Activity: Copy, from the data below, each line that has the word "VendorCoProductCode".
Start of Block
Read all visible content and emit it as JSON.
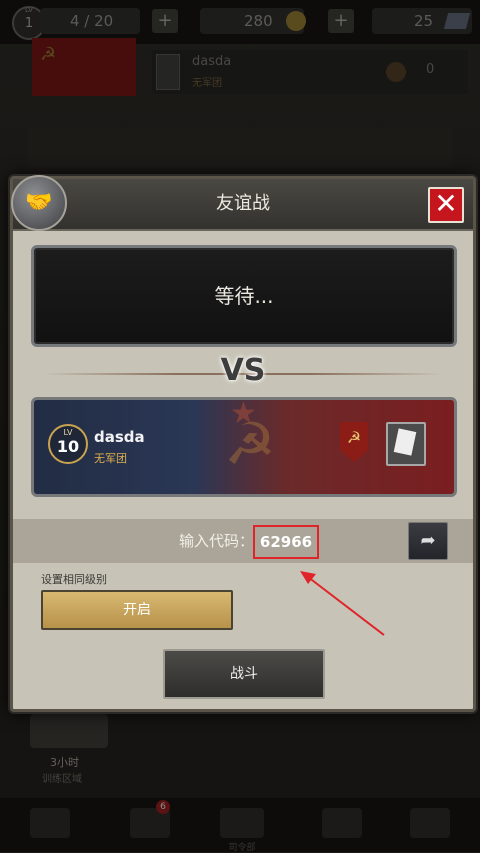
{
  "topbar": {
    "level": "1",
    "level_caption": "LV",
    "troops": "4 / 20",
    "gold": "280",
    "gems": "25",
    "plus_label": "+"
  },
  "profile": {
    "name": "dasda",
    "legion": "无军团",
    "medals": "0"
  },
  "background": {
    "timer": "3小时",
    "area": "训练区域",
    "badge_count": "6",
    "nav_hq": "司令部"
  },
  "dialog": {
    "title": "友谊战",
    "close_label": "✕",
    "waiting_text": "等待...",
    "vs_text": "VS",
    "opponent": {
      "level_caption": "LV",
      "level": "10",
      "name": "dasda",
      "legion": "无军团"
    },
    "code_label": "输入代码：",
    "code_value": "62966",
    "set_level_label": "设置相同级别",
    "open_button": "开启",
    "fight_button": "战斗"
  },
  "colors": {
    "close_red": "#c4161c",
    "highlight_red": "#e0242a",
    "gold_button": "#d8b871"
  },
  "icons": [
    "handshake-icon",
    "close-icon",
    "hammer-sickle-icon",
    "star-icon",
    "share-icon",
    "gold-coin-icon",
    "gem-icon",
    "emblem-icon",
    "card-icon"
  ]
}
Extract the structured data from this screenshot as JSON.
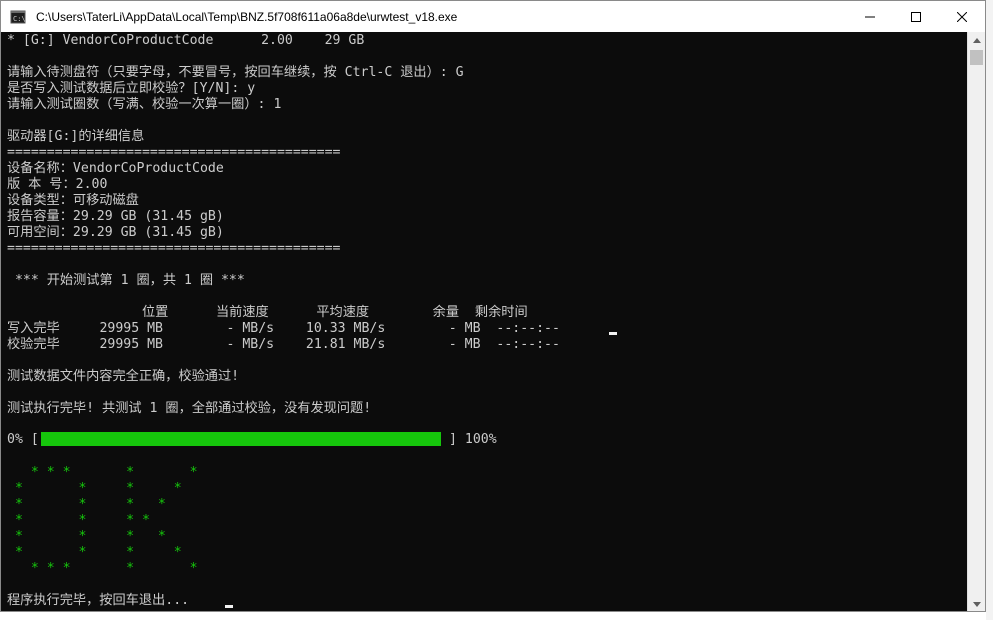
{
  "window": {
    "title": "C:\\Users\\TaterLi\\AppData\\Local\\Temp\\BNZ.5f708f611a06a8de\\urwtest_v18.exe"
  },
  "console": {
    "lines": [
      "* [G:] VendorCoProductCode      2.00    29 GB",
      "",
      "请输入待测盘符（只要字母，不要冒号，按回车继续，按 Ctrl-C 退出）: G",
      "是否写入测试数据后立即校验？[Y/N]: y",
      "请输入测试圈数（写满、校验一次算一圈）: 1",
      "",
      "驱动器[G:]的详细信息",
      "==========================================",
      "设备名称：VendorCoProductCode",
      "版 本 号：2.00",
      "设备类型：可移动磁盘",
      "报告容量：29.29 GB (31.45 gB)",
      "可用空间：29.29 GB (31.45 gB)",
      "==========================================",
      "",
      " *** 开始测试第 1 圈，共 1 圈 ***",
      "",
      "                 位置      当前速度      平均速度        余量  剩余时间",
      "写入完毕     29995 MB        - MB/s    10.33 MB/s        - MB  --:--:--",
      "校验完毕     29995 MB        - MB/s    21.81 MB/s        - MB  --:--:--",
      "",
      "测试数据文件内容完全正确，校验通过!",
      "",
      "测试执行完毕! 共测试 1 圈，全部通过校验，没有发现问题!",
      ""
    ],
    "progress": {
      "left": "0% [",
      "right": "] 100%",
      "percent": 100
    },
    "ok_art": [
      "   * * *       *       *",
      " *       *     *     *",
      " *       *     *   *",
      " *       *     * *",
      " *       *     *   *",
      " *       *     *     *",
      "   * * *       *       *"
    ],
    "exit_prompt": "程序执行完毕，按回车退出..."
  },
  "colors": {
    "console_bg": "#0c0c0c",
    "console_fg": "#cccccc",
    "progress_green": "#16c60c"
  },
  "icons": {
    "app": "console-app-icon",
    "minimize": "minimize-icon",
    "maximize": "maximize-icon",
    "close": "close-icon"
  }
}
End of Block
The completed task:
      "* [G:] VendorCoProductCode      2.00    29 GB",
      "设备名称：VendorCoProductCode",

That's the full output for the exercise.